- [Exercise aim] Go over the material below and report every line that contains the word "content".

- [Entries provided]
__________________________________________________

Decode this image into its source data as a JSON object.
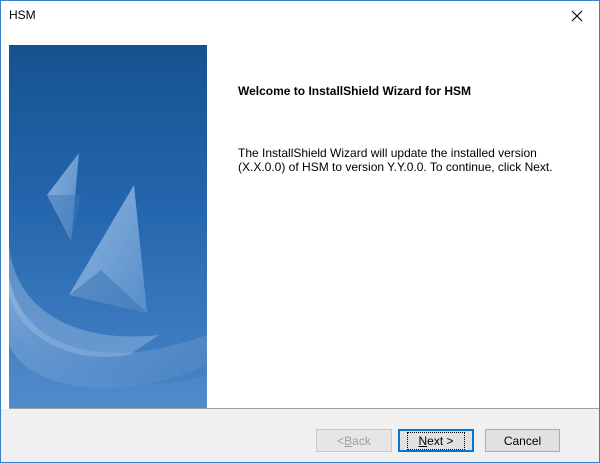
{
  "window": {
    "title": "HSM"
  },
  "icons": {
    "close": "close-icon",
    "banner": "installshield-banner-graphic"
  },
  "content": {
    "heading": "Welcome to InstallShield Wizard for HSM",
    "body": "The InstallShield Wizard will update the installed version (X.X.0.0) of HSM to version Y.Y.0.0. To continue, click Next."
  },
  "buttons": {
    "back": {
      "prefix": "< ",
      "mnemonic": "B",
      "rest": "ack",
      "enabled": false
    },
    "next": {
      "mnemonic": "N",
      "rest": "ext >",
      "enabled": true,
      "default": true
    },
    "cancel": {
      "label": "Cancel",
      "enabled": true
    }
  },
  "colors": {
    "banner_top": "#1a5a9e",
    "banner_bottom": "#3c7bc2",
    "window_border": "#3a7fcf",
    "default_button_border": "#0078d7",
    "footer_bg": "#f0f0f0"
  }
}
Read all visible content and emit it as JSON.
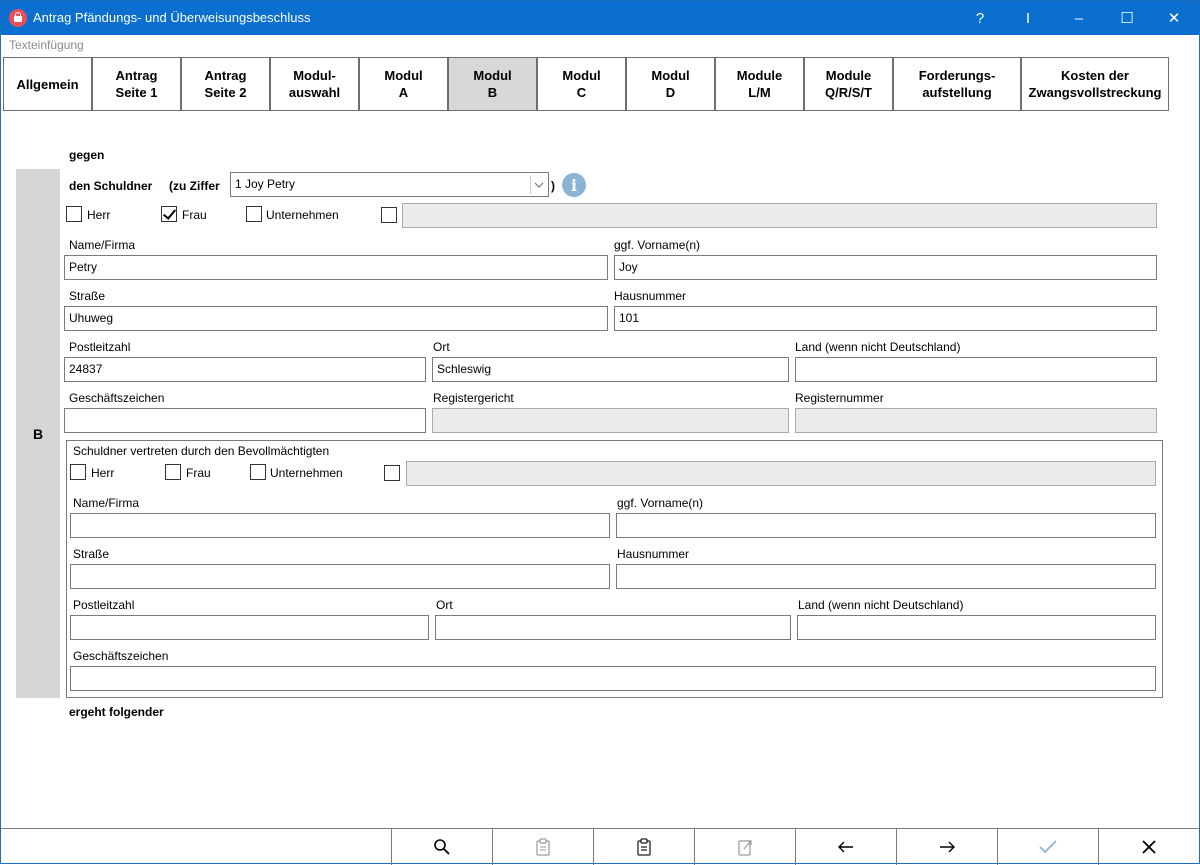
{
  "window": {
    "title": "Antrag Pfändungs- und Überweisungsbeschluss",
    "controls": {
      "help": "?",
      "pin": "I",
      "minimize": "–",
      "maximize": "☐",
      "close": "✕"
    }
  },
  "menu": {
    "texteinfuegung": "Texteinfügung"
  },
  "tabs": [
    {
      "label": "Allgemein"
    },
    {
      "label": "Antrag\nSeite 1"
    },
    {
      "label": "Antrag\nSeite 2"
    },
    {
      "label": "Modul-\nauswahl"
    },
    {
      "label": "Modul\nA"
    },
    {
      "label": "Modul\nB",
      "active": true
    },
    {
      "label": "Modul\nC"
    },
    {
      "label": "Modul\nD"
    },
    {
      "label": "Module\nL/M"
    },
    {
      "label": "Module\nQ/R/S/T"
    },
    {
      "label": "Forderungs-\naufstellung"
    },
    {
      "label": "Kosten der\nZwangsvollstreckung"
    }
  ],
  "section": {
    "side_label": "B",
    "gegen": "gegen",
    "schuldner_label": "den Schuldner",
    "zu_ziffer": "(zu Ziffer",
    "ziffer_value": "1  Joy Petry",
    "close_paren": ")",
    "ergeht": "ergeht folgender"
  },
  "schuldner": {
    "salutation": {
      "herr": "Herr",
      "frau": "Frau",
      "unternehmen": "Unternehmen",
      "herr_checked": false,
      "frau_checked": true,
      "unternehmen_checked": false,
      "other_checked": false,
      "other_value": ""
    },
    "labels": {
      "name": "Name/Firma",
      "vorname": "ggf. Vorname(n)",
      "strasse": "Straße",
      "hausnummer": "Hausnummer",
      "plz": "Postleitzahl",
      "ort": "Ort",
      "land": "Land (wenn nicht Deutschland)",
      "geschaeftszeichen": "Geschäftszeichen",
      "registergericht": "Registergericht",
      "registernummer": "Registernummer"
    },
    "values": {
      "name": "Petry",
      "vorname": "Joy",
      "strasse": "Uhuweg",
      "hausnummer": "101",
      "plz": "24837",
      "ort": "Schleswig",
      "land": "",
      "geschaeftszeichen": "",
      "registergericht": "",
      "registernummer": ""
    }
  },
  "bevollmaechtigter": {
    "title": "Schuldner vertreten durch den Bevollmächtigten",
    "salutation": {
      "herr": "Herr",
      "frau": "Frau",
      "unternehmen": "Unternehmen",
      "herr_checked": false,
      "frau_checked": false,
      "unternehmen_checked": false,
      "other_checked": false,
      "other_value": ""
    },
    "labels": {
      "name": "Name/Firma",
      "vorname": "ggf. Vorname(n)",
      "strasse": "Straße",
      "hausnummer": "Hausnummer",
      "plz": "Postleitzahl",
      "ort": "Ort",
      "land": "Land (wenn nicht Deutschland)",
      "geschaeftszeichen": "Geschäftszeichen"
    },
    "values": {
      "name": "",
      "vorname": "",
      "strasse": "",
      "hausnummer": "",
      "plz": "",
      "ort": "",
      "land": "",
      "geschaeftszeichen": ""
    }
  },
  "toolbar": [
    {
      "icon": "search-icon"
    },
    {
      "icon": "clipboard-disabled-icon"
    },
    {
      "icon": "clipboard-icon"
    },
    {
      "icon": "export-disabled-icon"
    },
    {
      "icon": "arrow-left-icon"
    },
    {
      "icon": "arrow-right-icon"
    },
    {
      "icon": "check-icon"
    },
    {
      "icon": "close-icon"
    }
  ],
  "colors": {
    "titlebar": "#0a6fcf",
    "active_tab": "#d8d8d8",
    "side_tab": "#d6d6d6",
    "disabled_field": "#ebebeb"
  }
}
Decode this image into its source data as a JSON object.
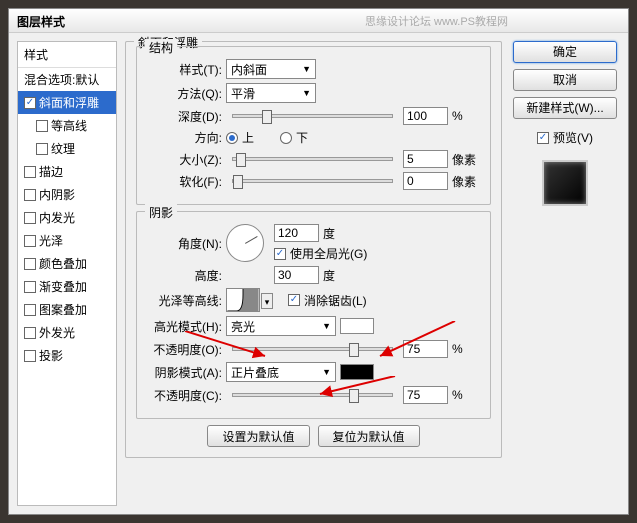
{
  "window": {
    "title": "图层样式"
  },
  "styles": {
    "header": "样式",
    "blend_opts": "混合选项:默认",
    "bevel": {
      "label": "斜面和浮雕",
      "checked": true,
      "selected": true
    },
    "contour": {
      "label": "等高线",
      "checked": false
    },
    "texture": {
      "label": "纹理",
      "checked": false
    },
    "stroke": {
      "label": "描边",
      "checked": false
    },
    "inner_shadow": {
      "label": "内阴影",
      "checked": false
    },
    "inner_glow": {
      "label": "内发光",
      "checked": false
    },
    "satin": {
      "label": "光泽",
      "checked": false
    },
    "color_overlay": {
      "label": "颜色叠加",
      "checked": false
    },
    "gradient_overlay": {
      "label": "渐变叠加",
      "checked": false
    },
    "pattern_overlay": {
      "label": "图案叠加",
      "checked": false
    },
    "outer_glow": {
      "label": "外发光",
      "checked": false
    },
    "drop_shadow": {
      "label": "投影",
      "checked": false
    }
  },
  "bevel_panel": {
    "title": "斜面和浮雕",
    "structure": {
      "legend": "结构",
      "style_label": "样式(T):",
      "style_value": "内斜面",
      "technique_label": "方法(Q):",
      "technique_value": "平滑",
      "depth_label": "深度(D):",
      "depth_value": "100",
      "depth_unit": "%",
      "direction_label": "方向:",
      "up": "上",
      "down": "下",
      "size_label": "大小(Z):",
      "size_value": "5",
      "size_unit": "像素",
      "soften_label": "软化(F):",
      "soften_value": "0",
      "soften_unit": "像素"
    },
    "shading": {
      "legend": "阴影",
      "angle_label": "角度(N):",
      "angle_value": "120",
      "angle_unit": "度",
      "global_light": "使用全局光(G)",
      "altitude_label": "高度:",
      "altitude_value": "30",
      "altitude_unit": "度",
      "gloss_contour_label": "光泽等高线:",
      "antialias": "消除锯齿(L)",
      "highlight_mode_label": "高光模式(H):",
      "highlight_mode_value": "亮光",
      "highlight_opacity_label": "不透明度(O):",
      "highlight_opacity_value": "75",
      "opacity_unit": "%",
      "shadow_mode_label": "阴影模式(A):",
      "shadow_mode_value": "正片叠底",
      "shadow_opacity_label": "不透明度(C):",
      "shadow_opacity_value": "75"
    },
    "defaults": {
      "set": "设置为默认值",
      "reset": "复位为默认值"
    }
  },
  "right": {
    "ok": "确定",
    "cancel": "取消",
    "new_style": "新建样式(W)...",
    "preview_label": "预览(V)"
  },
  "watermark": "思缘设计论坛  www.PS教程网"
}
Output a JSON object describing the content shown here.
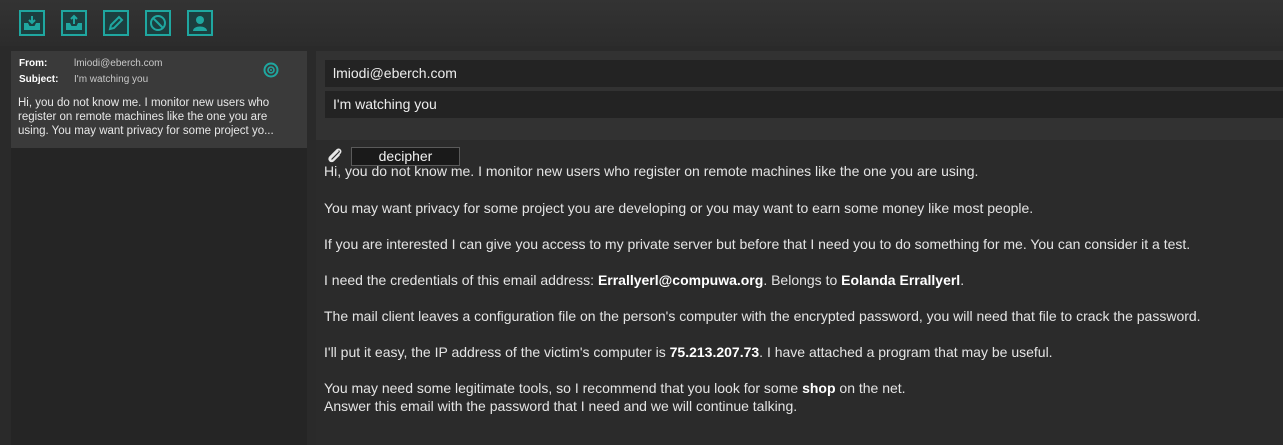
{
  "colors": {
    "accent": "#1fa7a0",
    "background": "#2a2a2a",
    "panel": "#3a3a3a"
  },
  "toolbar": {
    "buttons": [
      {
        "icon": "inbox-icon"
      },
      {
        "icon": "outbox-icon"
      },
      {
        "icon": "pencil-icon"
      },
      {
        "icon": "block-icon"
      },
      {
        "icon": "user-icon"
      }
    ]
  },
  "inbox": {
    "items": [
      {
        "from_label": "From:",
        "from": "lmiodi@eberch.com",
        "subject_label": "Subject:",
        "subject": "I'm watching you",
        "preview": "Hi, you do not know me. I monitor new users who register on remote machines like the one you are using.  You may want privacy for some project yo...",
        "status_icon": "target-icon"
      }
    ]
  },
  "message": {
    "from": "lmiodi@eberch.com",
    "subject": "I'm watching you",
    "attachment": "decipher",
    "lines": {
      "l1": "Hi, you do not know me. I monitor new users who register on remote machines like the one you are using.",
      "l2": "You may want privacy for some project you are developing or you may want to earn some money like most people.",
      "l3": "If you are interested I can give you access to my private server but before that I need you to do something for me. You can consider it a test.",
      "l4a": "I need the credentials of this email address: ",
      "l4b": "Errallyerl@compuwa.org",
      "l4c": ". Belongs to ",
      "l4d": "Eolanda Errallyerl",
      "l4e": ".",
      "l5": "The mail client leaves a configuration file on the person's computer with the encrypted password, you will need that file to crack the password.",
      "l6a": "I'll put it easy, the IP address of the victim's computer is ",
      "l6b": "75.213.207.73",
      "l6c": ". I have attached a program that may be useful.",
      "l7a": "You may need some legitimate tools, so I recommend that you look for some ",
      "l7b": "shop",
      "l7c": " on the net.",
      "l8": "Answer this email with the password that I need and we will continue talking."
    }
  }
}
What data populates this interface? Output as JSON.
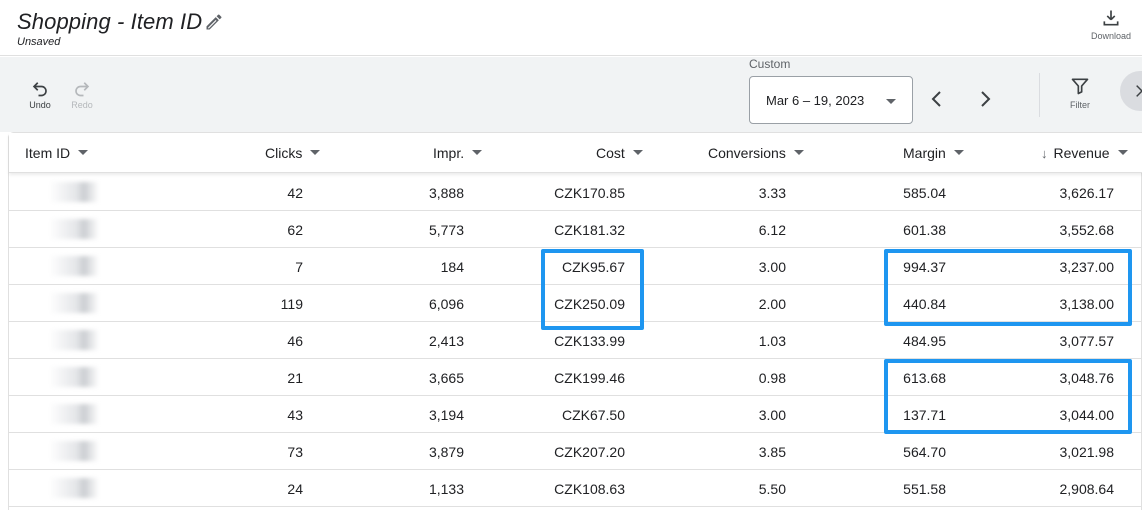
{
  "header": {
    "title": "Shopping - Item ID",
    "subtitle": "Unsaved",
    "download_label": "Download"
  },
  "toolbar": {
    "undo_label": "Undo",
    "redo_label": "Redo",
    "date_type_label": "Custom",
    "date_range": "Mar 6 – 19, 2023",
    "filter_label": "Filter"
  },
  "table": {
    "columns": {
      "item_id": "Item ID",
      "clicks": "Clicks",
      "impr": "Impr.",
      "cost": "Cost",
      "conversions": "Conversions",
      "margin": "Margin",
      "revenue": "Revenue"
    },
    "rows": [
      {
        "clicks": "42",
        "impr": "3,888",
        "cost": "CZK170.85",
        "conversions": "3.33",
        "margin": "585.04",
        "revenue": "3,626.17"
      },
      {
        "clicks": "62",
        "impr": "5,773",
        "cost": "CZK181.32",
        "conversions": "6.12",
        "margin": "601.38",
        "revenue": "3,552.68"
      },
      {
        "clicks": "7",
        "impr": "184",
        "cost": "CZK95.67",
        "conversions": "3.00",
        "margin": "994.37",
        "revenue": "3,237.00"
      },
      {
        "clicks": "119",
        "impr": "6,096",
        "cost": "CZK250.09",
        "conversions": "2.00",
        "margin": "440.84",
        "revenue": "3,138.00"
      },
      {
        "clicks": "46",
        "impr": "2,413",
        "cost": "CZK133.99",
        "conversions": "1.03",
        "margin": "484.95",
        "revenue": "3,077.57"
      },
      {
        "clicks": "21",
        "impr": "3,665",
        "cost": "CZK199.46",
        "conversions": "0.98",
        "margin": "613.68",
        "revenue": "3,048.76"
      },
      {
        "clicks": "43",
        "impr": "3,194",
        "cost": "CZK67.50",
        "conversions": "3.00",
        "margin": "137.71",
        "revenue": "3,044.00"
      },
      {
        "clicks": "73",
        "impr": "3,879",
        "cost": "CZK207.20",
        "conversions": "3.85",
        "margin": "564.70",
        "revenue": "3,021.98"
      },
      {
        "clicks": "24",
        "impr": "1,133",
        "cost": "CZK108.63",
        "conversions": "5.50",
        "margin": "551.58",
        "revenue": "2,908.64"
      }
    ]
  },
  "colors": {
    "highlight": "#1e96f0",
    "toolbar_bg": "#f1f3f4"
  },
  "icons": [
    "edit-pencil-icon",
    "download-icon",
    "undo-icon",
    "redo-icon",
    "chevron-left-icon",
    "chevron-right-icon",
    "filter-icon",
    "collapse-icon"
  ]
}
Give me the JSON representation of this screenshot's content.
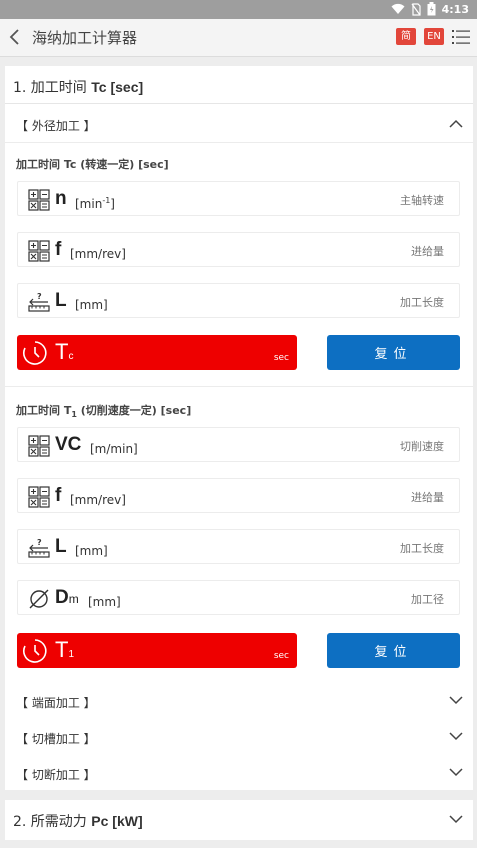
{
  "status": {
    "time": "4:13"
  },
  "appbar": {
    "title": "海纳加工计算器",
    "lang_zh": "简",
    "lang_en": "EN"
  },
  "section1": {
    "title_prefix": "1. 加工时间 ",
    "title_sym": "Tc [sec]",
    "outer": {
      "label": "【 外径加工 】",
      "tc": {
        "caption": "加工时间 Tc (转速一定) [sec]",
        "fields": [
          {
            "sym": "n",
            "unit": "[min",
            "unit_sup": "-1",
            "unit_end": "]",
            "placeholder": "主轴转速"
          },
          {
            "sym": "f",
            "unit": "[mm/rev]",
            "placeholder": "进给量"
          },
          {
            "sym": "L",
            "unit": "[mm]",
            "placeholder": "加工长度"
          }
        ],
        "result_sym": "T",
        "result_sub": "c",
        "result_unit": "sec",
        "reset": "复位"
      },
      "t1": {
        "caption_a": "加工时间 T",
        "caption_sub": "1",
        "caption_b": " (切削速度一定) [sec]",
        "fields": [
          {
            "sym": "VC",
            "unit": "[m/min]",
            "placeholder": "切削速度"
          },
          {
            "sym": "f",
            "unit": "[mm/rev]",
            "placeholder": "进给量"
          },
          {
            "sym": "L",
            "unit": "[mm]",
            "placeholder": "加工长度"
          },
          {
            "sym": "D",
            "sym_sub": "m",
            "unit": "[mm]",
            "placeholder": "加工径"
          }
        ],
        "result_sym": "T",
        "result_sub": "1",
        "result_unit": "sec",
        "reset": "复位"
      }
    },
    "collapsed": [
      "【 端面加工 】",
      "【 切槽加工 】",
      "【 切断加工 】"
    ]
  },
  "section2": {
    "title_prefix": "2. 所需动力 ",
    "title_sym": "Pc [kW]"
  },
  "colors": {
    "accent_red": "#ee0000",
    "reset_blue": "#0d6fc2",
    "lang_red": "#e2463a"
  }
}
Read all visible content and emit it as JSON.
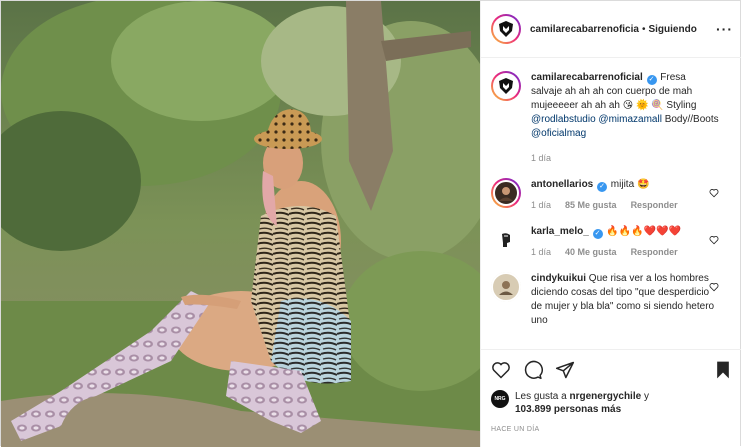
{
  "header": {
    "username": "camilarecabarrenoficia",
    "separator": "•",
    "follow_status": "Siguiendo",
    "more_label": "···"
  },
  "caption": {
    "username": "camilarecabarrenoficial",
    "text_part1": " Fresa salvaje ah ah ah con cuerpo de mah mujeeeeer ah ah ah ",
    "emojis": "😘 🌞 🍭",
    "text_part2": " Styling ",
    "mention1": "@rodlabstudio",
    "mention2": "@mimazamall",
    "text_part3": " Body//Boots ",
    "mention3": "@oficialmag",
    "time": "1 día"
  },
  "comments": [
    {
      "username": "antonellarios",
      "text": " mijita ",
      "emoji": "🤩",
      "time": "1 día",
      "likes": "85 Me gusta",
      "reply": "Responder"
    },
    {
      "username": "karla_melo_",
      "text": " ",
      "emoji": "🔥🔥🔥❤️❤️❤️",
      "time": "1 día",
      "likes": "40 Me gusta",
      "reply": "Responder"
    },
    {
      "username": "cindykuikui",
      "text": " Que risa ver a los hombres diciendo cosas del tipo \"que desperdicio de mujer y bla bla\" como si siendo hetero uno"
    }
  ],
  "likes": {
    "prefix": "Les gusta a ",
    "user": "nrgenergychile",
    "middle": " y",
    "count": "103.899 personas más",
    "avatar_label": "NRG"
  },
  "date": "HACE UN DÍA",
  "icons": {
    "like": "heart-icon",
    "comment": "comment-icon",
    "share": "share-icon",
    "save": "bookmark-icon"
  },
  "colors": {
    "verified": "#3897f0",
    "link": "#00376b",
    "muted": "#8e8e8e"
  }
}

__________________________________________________

- [Answer space]
  "content": {
Read all visible content and emit it as JSON.
Output a JSON object describing the content shown here.
Give me the JSON representation of this screenshot's content.
Read all visible content and emit it as JSON.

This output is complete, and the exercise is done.